ERIC Number: ED338671
Record Type: RIE
Publication Date: 1985
Reference Count: 0
Computerized Diagnostic Testing: Problems and Possibilities.
McArthur, David L.
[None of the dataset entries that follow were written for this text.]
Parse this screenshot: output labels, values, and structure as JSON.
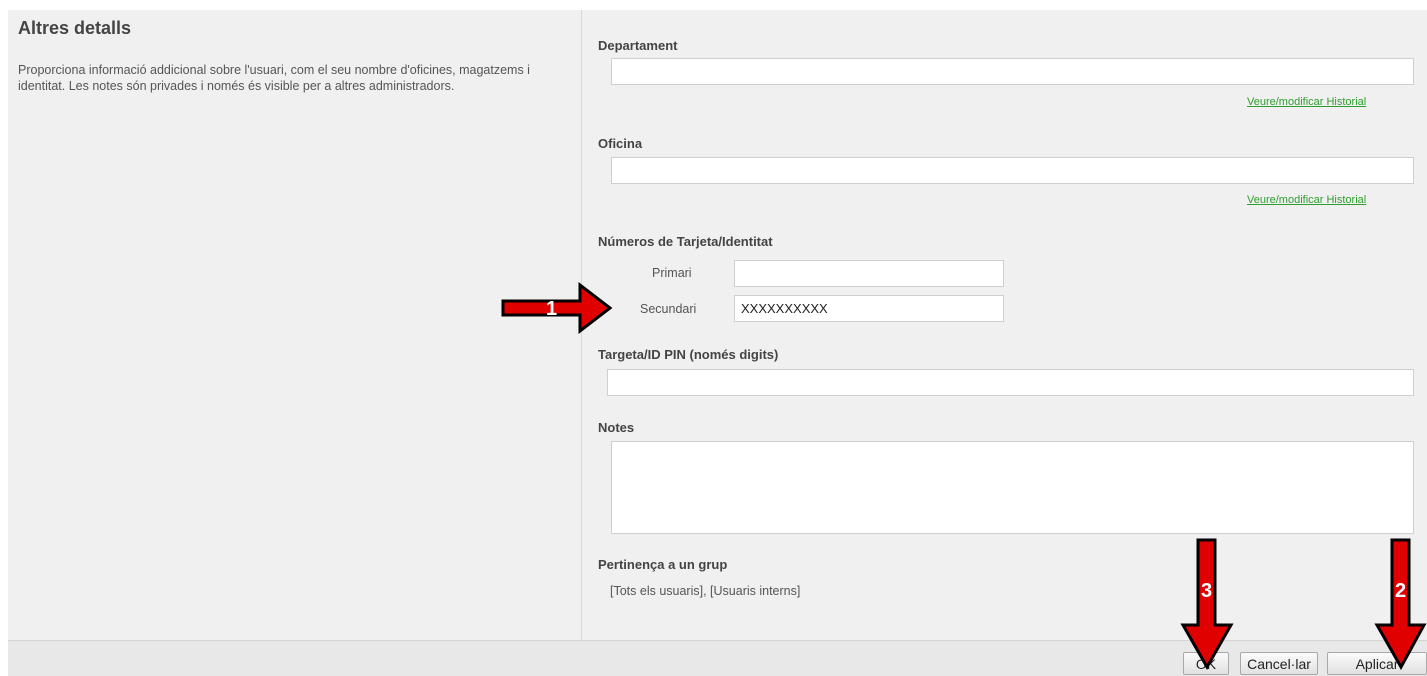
{
  "section": {
    "title": "Altres detalls",
    "description": "Proporciona informació addicional sobre l'usuari, com el seu nombre d'oficines, magatzems i identitat. Les notes són privades i només és visible per a altres administradors."
  },
  "fields": {
    "department": {
      "label": "Departament",
      "value": "",
      "history_link": "Veure/modificar Historial"
    },
    "office": {
      "label": "Oficina",
      "value": "",
      "history_link": "Veure/modificar Historial"
    },
    "card_numbers": {
      "label": "Números de Tarjeta/Identitat",
      "primary_label": "Primari",
      "primary_value": "",
      "secondary_label": "Secundari",
      "secondary_value": "XXXXXXXXXX"
    },
    "pin": {
      "label": "Targeta/ID PIN (només digits)",
      "value": ""
    },
    "notes": {
      "label": "Notes",
      "value": ""
    },
    "group": {
      "label": "Pertinença a un grup",
      "value": "[Tots els usuaris], [Usuaris interns]"
    }
  },
  "buttons": {
    "ok": "OK",
    "cancel": "Cancel·lar",
    "apply": "Aplicar"
  },
  "annotations": {
    "arrow_1": "1",
    "arrow_2": "2",
    "arrow_3": "3",
    "color": "#e00000"
  }
}
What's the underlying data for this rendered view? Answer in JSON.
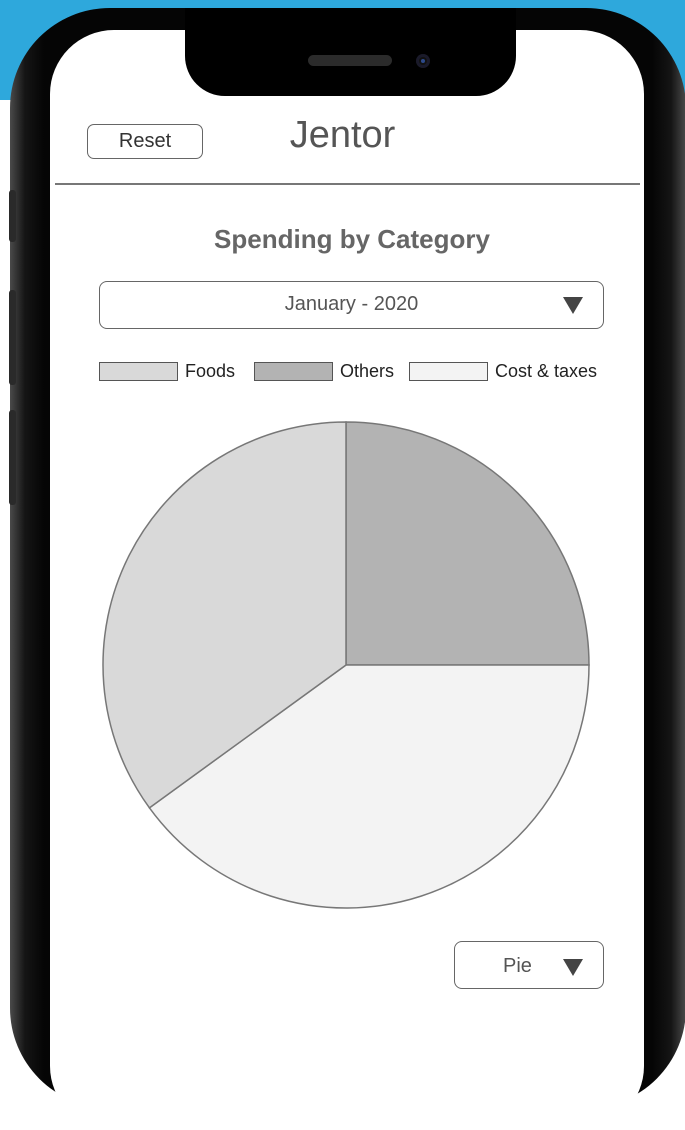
{
  "header": {
    "reset_label": "Reset",
    "app_title": "Jentor"
  },
  "chart_title": "Spending by Category",
  "month_select": {
    "value": "January - 2020",
    "arrow_icon": "triangle-down-icon"
  },
  "legend": [
    {
      "label": "Foods",
      "color": "#d9d9d9"
    },
    {
      "label": "Others",
      "color": "#b3b3b3"
    },
    {
      "label": "Cost & taxes",
      "color": "#f3f3f3"
    }
  ],
  "chart_type_select": {
    "value": "Pie",
    "arrow_icon": "triangle-down-icon"
  },
  "chart_data": {
    "type": "pie",
    "title": "Spending by Category",
    "categories": [
      "Others",
      "Cost & taxes",
      "Foods"
    ],
    "values": [
      25,
      40,
      35
    ],
    "colors": [
      "#b3b3b3",
      "#f3f3f3",
      "#d9d9d9"
    ]
  }
}
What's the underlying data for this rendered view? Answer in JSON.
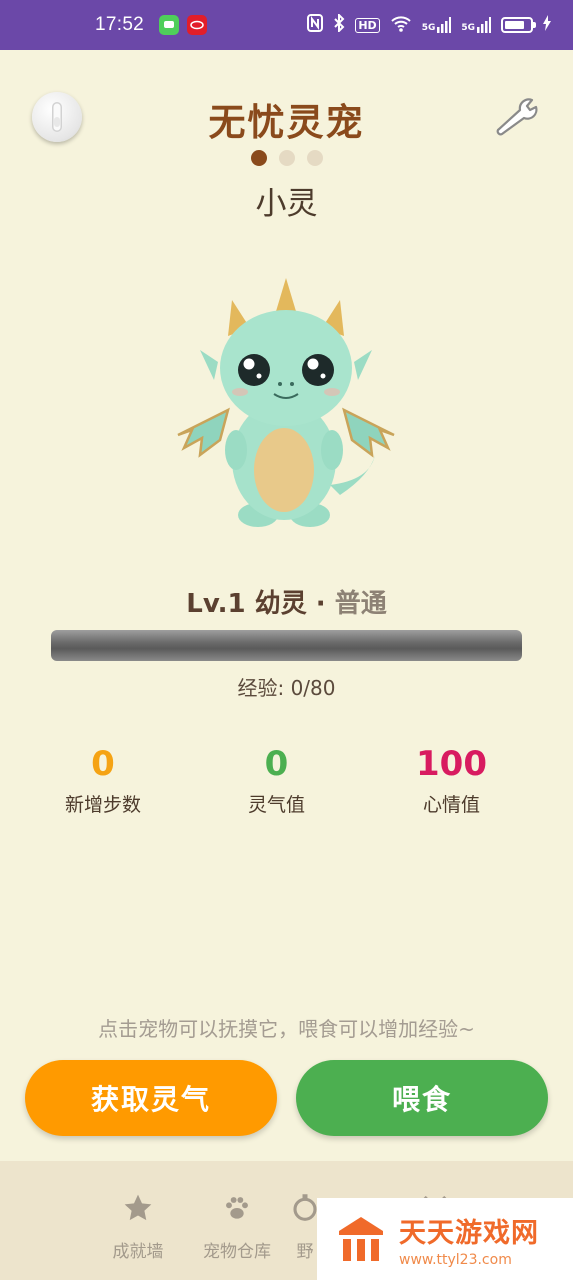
{
  "status_bar": {
    "time": "17:52",
    "indicators": [
      "N",
      "bluetooth",
      "HD",
      "wifi",
      "5G",
      "5G"
    ],
    "hd_label": "HD",
    "net1": "5G",
    "net2": "5G"
  },
  "header": {
    "title": "无忧灵宠",
    "page_dots": 3,
    "active_dot": 0
  },
  "pet": {
    "name": "小灵",
    "level_text": "Lv.1 幼灵 · ",
    "rarity": "普通",
    "exp_label": "经验: 0/80",
    "exp_progress": 0
  },
  "stats": [
    {
      "value": "0",
      "label": "新增步数",
      "color": "#f5a314"
    },
    {
      "value": "0",
      "label": "灵气值",
      "color": "#4caf50"
    },
    {
      "value": "100",
      "label": "心情值",
      "color": "#d81b60"
    }
  ],
  "hint": "点击宠物可以抚摸它，喂食可以增加经验~",
  "actions": {
    "get_aura": "获取灵气",
    "feed": "喂食"
  },
  "bottom_nav": {
    "items": [
      {
        "label": "成就墙",
        "icon": "star-icon"
      },
      {
        "label": "宠物仓库",
        "icon": "paw-icon"
      },
      {
        "label": "野",
        "icon": "timer-icon"
      },
      {
        "label": "",
        "icon": "sword-icon"
      }
    ]
  },
  "watermark": {
    "title": "天天游戏网",
    "url": "www.ttyl23.com"
  },
  "colors": {
    "background": "#f6f3dc",
    "status_bar": "#6b48a8",
    "title": "#8a4a1c",
    "orange_button": "#ff9a00",
    "green_button": "#4caf50",
    "nav_bg": "#ede4cc"
  }
}
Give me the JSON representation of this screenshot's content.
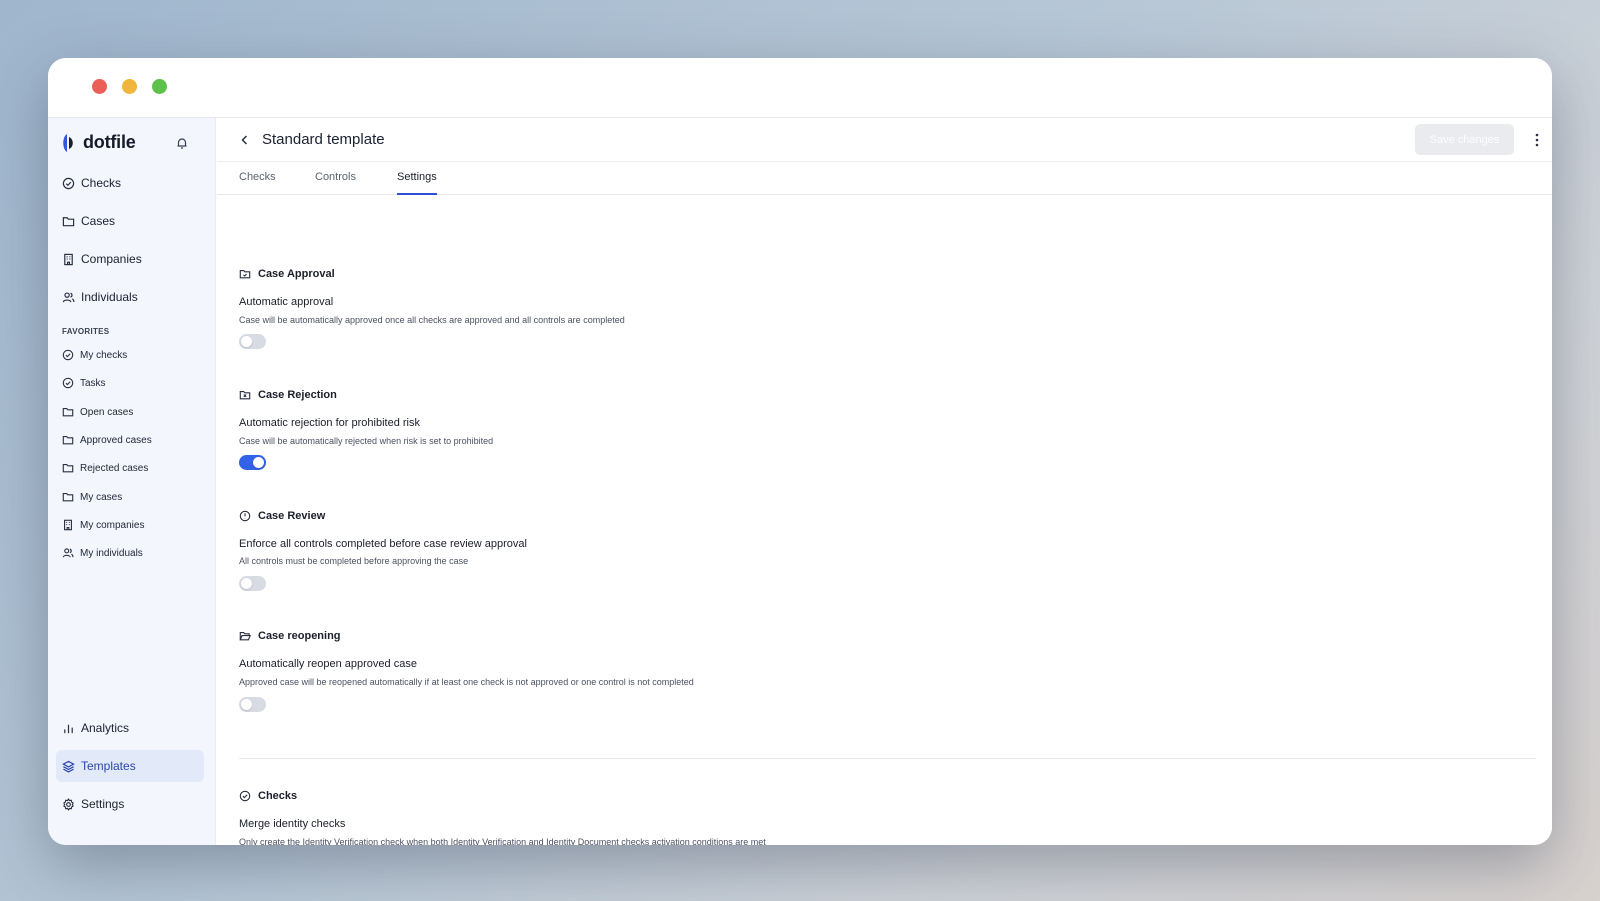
{
  "app": {
    "name": "dotfile"
  },
  "sidebar": {
    "nav": [
      {
        "label": "Checks",
        "icon": "check-circle-icon"
      },
      {
        "label": "Cases",
        "icon": "folder-icon"
      },
      {
        "label": "Companies",
        "icon": "building-icon"
      },
      {
        "label": "Individuals",
        "icon": "users-icon"
      }
    ],
    "favorites_label": "FAVORITES",
    "favorites": [
      {
        "label": "My checks",
        "icon": "check-circle-icon"
      },
      {
        "label": "Tasks",
        "icon": "check-circle-icon"
      },
      {
        "label": "Open cases",
        "icon": "folder-icon"
      },
      {
        "label": "Approved cases",
        "icon": "folder-icon"
      },
      {
        "label": "Rejected cases",
        "icon": "folder-icon"
      },
      {
        "label": "My cases",
        "icon": "folder-icon"
      },
      {
        "label": "My companies",
        "icon": "building-icon"
      },
      {
        "label": "My individuals",
        "icon": "users-icon"
      }
    ],
    "bottom": [
      {
        "label": "Analytics",
        "icon": "bar-chart-icon"
      },
      {
        "label": "Templates",
        "icon": "layers-icon",
        "active": true
      },
      {
        "label": "Settings",
        "icon": "gear-icon"
      }
    ]
  },
  "header": {
    "title": "Standard template",
    "save_label": "Save changes"
  },
  "tabs": [
    {
      "label": "Checks"
    },
    {
      "label": "Controls"
    },
    {
      "label": "Settings",
      "active": true
    }
  ],
  "sections": [
    {
      "title": "Case Approval",
      "label": "Automatic approval",
      "description": "Case will be automatically approved once all checks are approved and all controls are completed",
      "enabled": false
    },
    {
      "title": "Case Rejection",
      "label": "Automatic rejection for prohibited risk",
      "description": "Case will be automatically rejected when risk is set to prohibited",
      "enabled": true
    },
    {
      "title": "Case Review",
      "label": "Enforce all controls completed before case review approval",
      "description": "All controls must be completed before approving the case",
      "enabled": false
    },
    {
      "title": "Case reopening",
      "label": "Automatically reopen approved case",
      "description": "Approved case will be reopened automatically if at least one check is not approved or one control is not completed",
      "enabled": false
    },
    {
      "title": "Checks",
      "label": "Merge identity checks",
      "description": "Only create the Identity Verification check when both Identity Verification and Identity Document checks activation conditions are met",
      "enabled": false
    }
  ],
  "colors": {
    "accent": "#3362e8",
    "active_nav_bg": "#e2eafa",
    "toggle_off": "#d7dbe3"
  }
}
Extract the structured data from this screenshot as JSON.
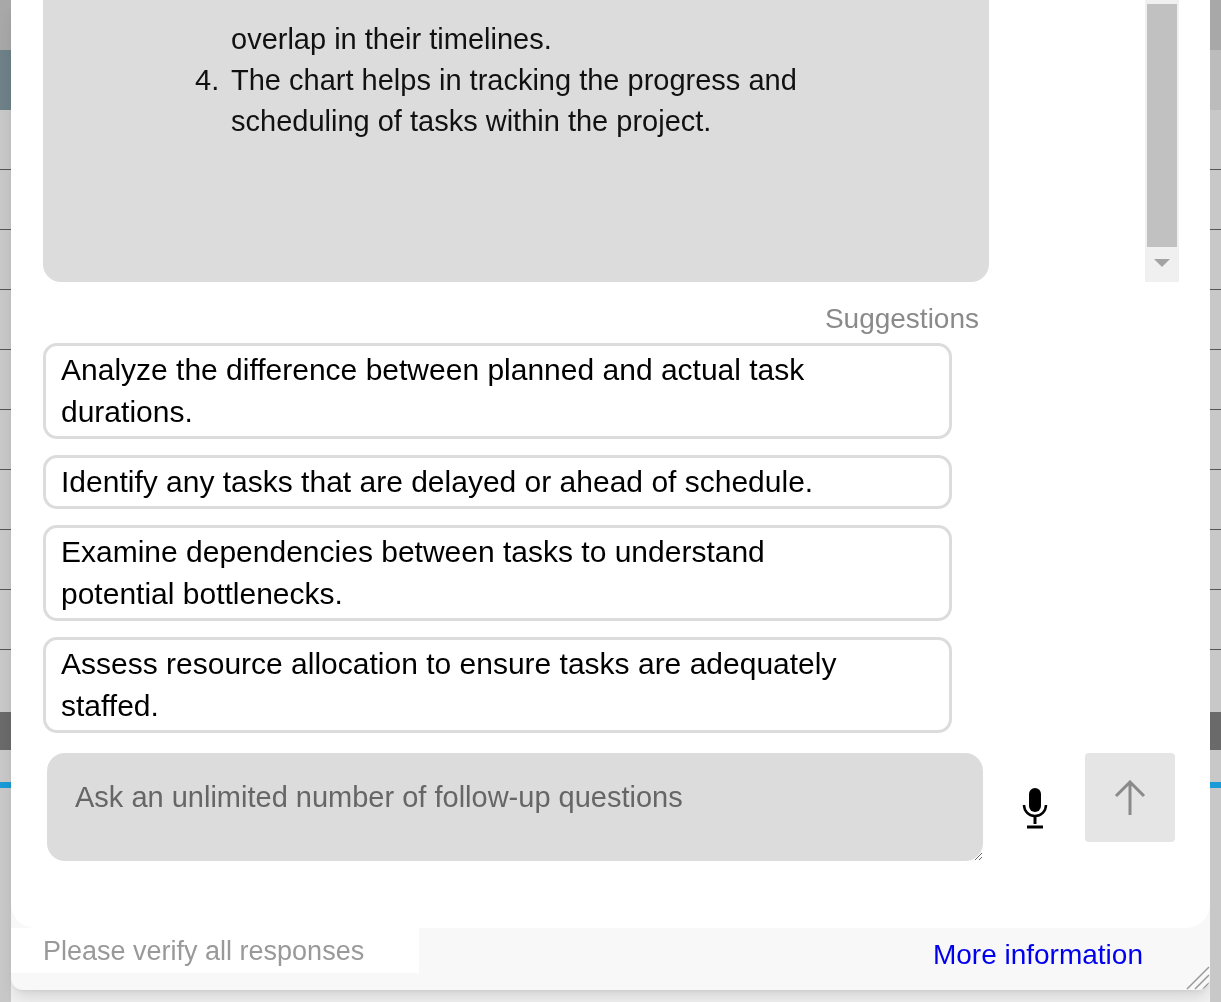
{
  "answer": {
    "items": [
      {
        "text": "overlap in their timelines."
      },
      {
        "number": "4.",
        "text": "The chart helps in tracking the progress and scheduling of tasks within the project."
      }
    ]
  },
  "suggestions": {
    "label": "Suggestions",
    "items": [
      "Analyze the difference between planned and actual task durations.",
      "Identify any tasks that are delayed or ahead of schedule.",
      "Examine dependencies between tasks to understand potential bottlenecks.",
      "Assess resource allocation to ensure tasks are adequately staffed."
    ]
  },
  "input": {
    "placeholder": "Ask an unlimited number of follow-up questions"
  },
  "footer": {
    "note": "Please verify all responses",
    "link": "More information"
  }
}
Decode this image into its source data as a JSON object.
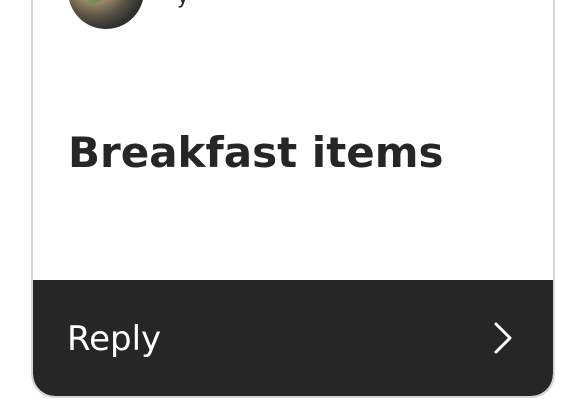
{
  "card": {
    "author_partial": "y ",
    "title": "Breakfast items"
  },
  "reply": {
    "label": "Reply"
  },
  "icons": {
    "avatar": "avatar",
    "chevron": "chevron-right-icon"
  },
  "colors": {
    "card_background": "#ffffff",
    "card_border": "#d6d6d6",
    "title_text": "#262626",
    "reply_bar_background": "#262626",
    "reply_text": "#ffffff"
  }
}
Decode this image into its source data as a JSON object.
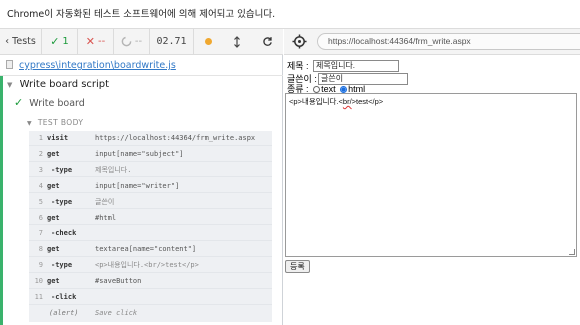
{
  "infobar": {
    "message": "Chrome이 자동화된 테스트 소프트웨어에 의해 제어되고 있습니다."
  },
  "reporter": {
    "tests_label": "Tests",
    "passed": "1",
    "failed": "--",
    "duration": "02.71",
    "status_color": "#f0a830"
  },
  "spec": {
    "path": "cypress\\integration\\boardwrite.js"
  },
  "suite": {
    "title": "Write board script"
  },
  "test": {
    "title": "Write board",
    "status": "passed"
  },
  "test_body_label": "TEST BODY",
  "commands": [
    {
      "num": "1",
      "name": "visit",
      "message": "https://localhost:44364/frm_write.aspx"
    },
    {
      "num": "2",
      "name": "get",
      "message": "input[name=\"subject\"]"
    },
    {
      "num": "3",
      "name": "-type",
      "message": "제목입니다."
    },
    {
      "num": "4",
      "name": "get",
      "message": "input[name=\"writer\"]"
    },
    {
      "num": "5",
      "name": "-type",
      "message": "글쓴이"
    },
    {
      "num": "6",
      "name": "get",
      "message": "#html"
    },
    {
      "num": "7",
      "name": "-check",
      "message": ""
    },
    {
      "num": "8",
      "name": "get",
      "message": "textarea[name=\"content\"]"
    },
    {
      "num": "9",
      "name": "-type",
      "message": "<p>내용입니다.<br/>test</p>"
    },
    {
      "num": "10",
      "name": "get",
      "message": "#saveButton"
    },
    {
      "num": "11",
      "name": "-click",
      "message": ""
    },
    {
      "num": "",
      "name": "(alert)",
      "message": "Save click"
    }
  ],
  "browser": {
    "url": "https://localhost:44364/frm_write.aspx"
  },
  "form": {
    "subject_label": "제목 :",
    "subject_value": "제목입니다.",
    "writer_label": "글쓴이 :",
    "writer_value": "글쓴이",
    "type_label": "종류 :",
    "radio_text": "text",
    "radio_html": "html",
    "content_pre": "<p>내용입니다.<",
    "content_hl": "br/",
    "content_post": ">test</p>",
    "submit_label": "등록"
  }
}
The use of computers to build diagnostic inferences is explored in two contexts. In computerized monitoring of liquid oxygen systems for the space shuttle, diagnoses are exact because they can be derived within a world which is closed. In computerized classroom testing of reading comprehension, programs deliver a constrained form of adaptive testing and error performance summary. However, the world is open; diagnostic inferences cannot be made with precision, and additional practical factors play an important role in delimiting the usefulness of such a system. Problems of uncertainty, negation, and non-deterministic prediction are also discussed. If test materials for computerized administration can be designed within tightly controlled parameters, and if the diagnostic strategy can be strongly tied to theory about performance errors within the topic domain, then many of the ambiguities of diagnostic inference will be closer to resolution. It is concluded that, given the number of limits both of a philosophical nature and in reference to actual testing practice, the role of computers will be supplementary to the educational diagnostic specialist. There is a 14-item list of references. (Author/SLD)
Publication Type: Reports - Evaluative
Education Level: N/A
Sponsor: National Inst. of Education (ED), Washington, DC.
Authoring Institution: Center for Research on Evaluation, Standards, and Student Testing, Los Angeles, CA.
Identifiers: Open Systems Theory; Uncertainty